Dataset rows describing interfaces:

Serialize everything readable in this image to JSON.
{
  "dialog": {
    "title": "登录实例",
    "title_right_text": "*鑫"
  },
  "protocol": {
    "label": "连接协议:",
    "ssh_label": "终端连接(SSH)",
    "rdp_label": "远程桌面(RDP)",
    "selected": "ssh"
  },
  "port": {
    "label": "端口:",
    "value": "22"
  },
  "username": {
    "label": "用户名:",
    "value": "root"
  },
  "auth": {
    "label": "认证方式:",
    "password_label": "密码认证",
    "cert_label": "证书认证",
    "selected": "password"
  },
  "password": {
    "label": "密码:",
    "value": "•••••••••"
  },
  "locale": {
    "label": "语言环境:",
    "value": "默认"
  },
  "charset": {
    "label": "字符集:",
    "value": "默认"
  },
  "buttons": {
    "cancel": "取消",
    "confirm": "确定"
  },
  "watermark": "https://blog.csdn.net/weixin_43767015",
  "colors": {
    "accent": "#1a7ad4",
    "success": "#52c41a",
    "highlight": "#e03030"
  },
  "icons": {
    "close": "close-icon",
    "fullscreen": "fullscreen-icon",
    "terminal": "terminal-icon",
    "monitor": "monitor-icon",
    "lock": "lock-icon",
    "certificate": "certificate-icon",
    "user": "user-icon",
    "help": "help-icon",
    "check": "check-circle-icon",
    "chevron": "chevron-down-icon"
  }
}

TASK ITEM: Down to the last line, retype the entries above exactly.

RESULT FOR THIS EXERCISE:
Serialize everything readable in this image to JSON.
{
  "dialog": {
    "title": "登录实例",
    "title_right_text": "*鑫"
  },
  "protocol": {
    "label": "连接协议:",
    "ssh_label": "终端连接(SSH)",
    "rdp_label": "远程桌面(RDP)",
    "selected": "ssh"
  },
  "port": {
    "label": "端口:",
    "value": "22"
  },
  "username": {
    "label": "用户名:",
    "value": "root"
  },
  "auth": {
    "label": "认证方式:",
    "password_label": "密码认证",
    "cert_label": "证书认证",
    "selected": "password"
  },
  "password": {
    "label": "密码:",
    "value": "•••••••••"
  },
  "locale": {
    "label": "语言环境:",
    "value": "默认"
  },
  "charset": {
    "label": "字符集:",
    "value": "默认"
  },
  "buttons": {
    "cancel": "取消",
    "confirm": "确定"
  },
  "watermark": "https://blog.csdn.net/weixin_43767015",
  "colors": {
    "accent": "#1a7ad4",
    "success": "#52c41a",
    "highlight": "#e03030"
  },
  "icons": {
    "close": "close-icon",
    "fullscreen": "fullscreen-icon",
    "terminal": "terminal-icon",
    "monitor": "monitor-icon",
    "lock": "lock-icon",
    "certificate": "certificate-icon",
    "user": "user-icon",
    "help": "help-icon",
    "check": "check-circle-icon",
    "chevron": "chevron-down-icon"
  }
}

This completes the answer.